“I’m not surprised that the president cannot grasp the nature and quality of selfless service,” Eaton said. “It’s all transactional for him ... it’s beyond comprehension that we would have to tolerate a commander in chief who behaves the way this president does.”

ATLANTA (AP) — Rapper and actor T.I. has settled civil charges with the U.S. Securities and Exchange Commission that he helped promote a fraudulent cryptocurrency. T.I., whose real name is Clifford Harris, agreed to a civil settlement with the SEC that was announced Friday. He is paying a $75,000 fine and agreeing not to sell or market similar securities for at least five years. Harris got into trouble, the SEC said, because he used his social media accounts to promote FLiK, falsely claiming to be a co-owner, and asked an unnamed actor and comedian to also promote FLiK, providing language calling it T.I.’s “new venture.” The SEC says both of those moves broke federal laws against selling securities without registering with the SEC. The charges against Harris were part of a larger enforcement action against others including film producer Ryan Felton, who faces wire fraud and other charges in a 28-count indictment unsealed Wednesday.

PHILADELPHIA (AP) — Legal advocates are lining up on both sides of actor Bill Cosby’s appeal as the Pennsylvania Supreme Court prepares to review his 2018 sex assault conviction. Cosby was the first celebrity to go on trial in the #MeToo era, and his appeal could resolve lingering questions about how the cases should be tried. For starters, the high court will try to clarify when other accusers can testify against a defendant — and when the additional testimony amounts to character assassination. Public defenders in Philadelphia, in a friend-of-the-court brief filed in Cosby’s appeal, noted that courts have given conflicting guidance on the issue.

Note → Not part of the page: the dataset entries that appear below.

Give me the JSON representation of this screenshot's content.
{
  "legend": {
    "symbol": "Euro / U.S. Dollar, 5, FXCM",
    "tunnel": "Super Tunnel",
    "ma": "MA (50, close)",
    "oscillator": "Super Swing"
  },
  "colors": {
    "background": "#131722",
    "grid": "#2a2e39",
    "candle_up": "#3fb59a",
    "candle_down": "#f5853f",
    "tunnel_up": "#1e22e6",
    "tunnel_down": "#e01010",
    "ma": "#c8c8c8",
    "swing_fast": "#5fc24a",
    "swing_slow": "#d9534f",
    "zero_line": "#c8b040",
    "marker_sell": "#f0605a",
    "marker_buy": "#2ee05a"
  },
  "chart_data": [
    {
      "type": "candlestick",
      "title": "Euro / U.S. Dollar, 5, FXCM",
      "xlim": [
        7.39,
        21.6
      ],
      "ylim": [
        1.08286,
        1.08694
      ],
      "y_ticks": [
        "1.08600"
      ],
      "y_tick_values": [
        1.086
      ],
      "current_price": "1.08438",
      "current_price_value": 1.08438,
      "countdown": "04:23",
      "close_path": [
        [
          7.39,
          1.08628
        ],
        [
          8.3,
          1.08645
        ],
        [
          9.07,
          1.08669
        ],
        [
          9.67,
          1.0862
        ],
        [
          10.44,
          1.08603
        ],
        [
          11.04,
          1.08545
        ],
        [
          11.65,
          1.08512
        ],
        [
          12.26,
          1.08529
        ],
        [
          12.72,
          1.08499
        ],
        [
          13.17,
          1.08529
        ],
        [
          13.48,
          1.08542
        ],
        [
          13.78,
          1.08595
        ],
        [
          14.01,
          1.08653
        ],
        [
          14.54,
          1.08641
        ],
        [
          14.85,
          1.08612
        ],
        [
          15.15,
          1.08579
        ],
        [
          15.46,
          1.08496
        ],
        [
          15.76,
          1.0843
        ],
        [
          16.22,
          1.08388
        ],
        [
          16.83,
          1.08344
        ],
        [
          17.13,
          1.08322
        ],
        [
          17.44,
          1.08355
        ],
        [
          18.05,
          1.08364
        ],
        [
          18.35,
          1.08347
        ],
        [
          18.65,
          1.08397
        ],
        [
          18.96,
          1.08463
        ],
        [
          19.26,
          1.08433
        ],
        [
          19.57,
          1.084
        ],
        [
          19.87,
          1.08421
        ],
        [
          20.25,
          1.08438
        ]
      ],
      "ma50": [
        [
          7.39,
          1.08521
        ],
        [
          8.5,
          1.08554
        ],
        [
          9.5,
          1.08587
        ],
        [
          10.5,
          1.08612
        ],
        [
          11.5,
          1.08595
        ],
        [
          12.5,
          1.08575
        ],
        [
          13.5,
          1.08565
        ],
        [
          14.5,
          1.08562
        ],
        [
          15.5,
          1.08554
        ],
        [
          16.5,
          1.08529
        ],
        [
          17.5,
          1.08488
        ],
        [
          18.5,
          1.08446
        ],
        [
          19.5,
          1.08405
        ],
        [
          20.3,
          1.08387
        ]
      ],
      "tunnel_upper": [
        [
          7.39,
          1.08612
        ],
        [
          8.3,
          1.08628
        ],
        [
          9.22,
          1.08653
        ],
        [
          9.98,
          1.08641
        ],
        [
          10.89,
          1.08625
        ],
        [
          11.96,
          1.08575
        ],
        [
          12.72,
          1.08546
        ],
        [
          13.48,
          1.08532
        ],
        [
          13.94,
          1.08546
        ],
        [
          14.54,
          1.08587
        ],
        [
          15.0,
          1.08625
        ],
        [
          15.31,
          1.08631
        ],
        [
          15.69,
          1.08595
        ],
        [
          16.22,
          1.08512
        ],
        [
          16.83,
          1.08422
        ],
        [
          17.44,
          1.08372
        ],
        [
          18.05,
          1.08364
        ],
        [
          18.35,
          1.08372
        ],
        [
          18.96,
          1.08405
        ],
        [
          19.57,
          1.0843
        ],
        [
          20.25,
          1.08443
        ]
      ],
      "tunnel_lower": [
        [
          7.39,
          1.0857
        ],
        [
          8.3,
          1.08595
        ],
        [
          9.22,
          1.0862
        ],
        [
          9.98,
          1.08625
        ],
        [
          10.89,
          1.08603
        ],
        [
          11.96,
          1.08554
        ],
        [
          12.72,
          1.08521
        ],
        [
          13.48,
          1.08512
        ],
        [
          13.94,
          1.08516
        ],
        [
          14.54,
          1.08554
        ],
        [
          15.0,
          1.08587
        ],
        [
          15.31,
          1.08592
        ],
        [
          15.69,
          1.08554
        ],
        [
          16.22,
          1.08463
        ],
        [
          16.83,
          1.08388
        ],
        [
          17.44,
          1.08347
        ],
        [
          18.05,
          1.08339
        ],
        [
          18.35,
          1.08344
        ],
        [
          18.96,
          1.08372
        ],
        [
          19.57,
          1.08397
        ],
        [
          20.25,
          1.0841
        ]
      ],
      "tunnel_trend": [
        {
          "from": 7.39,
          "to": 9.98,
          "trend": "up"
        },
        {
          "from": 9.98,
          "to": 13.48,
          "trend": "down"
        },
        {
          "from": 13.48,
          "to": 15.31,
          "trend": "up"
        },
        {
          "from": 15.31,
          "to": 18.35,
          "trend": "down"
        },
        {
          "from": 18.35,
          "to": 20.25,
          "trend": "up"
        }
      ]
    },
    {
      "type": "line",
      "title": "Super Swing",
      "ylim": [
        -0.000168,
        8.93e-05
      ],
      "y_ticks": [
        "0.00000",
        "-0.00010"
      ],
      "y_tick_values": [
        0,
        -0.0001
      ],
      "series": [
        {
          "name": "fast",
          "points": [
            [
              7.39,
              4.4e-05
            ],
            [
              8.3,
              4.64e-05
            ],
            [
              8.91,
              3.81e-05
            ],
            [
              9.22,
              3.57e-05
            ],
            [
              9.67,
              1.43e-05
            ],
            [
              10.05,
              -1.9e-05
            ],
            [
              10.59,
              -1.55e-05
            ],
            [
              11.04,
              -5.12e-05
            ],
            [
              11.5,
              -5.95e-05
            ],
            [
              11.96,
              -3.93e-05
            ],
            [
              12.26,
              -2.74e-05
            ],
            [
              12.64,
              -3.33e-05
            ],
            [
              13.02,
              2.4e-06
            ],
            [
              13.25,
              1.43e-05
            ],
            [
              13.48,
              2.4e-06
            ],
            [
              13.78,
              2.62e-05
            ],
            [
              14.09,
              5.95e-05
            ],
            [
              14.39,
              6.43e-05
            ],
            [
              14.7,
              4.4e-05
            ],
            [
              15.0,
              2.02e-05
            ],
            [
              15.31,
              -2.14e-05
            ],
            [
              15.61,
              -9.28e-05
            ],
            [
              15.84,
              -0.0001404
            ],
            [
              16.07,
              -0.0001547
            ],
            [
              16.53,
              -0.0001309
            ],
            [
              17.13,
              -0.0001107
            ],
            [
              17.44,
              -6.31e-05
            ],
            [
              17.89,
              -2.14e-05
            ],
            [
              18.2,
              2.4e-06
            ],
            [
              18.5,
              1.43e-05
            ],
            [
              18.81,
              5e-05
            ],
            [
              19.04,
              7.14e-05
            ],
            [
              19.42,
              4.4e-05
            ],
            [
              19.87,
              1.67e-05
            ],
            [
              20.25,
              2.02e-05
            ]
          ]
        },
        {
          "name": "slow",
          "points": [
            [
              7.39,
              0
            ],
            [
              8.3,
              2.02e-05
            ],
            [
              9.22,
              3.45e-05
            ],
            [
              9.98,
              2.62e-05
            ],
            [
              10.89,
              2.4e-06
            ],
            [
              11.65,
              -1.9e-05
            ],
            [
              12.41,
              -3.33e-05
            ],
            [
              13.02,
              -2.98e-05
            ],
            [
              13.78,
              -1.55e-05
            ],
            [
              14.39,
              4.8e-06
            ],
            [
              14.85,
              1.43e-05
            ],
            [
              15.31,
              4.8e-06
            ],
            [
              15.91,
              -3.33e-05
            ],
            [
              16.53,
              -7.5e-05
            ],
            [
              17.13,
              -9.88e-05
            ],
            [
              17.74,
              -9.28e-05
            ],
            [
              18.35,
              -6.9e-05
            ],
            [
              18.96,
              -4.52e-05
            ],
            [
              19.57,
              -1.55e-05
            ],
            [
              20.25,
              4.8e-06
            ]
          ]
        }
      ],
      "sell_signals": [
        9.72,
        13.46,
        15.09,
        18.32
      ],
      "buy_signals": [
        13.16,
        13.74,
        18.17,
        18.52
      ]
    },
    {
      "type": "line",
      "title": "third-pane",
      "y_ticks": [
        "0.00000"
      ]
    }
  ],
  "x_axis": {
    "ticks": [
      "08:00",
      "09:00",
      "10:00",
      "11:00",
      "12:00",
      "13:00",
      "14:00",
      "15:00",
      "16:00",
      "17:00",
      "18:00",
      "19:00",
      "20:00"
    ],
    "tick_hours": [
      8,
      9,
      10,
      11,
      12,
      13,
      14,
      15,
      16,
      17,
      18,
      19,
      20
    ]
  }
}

NEW YORK (AP) — The Council of Fashion Designers of America gave its top fashion awards on Monday to Gabriela Hearst for womenswear and Kerby Jean-Raymond for menswear. The two designers led a group of winners that the CFDA said was the most diverse in the 39-year history of the awards. It was the second honor in two days for Jean-Raymond, the prominent Black founder of the Pyer Moss label, who was also named Designer of the Year by Harlem’s Fashion Row in a virtual ceremony on Sunday. The CFDA winners also included Telfar Clemens, who won the accessories award, and Christopher John Rogers, who won for American emerging designer. All four were first-time winners.

NEW YORK (AP) — There’s a scene in a new documentary about Paris Hilton, where the so-called socialite is speaking with former classmates from a Utah boarding school. They joke about how on her reality series “The Simple Life,” Hilton pretended to be clueless over many things— including how to perform any sort of manual labor. One bluntly described it as “some straight-up (expletive),” as they all laughed. “I don’t think you had like a high-pitch voice back then,” was another observation. None of this is a surprise to Hilton. What’s revealed in “This is Paris,” which debuted for free Monday on Hilton’s YouTube channel, is that the ultra-glam, baby-talking young woman whose standard line was “that’s hot,” was a manufactured caricature not just for fame but self-protection, too.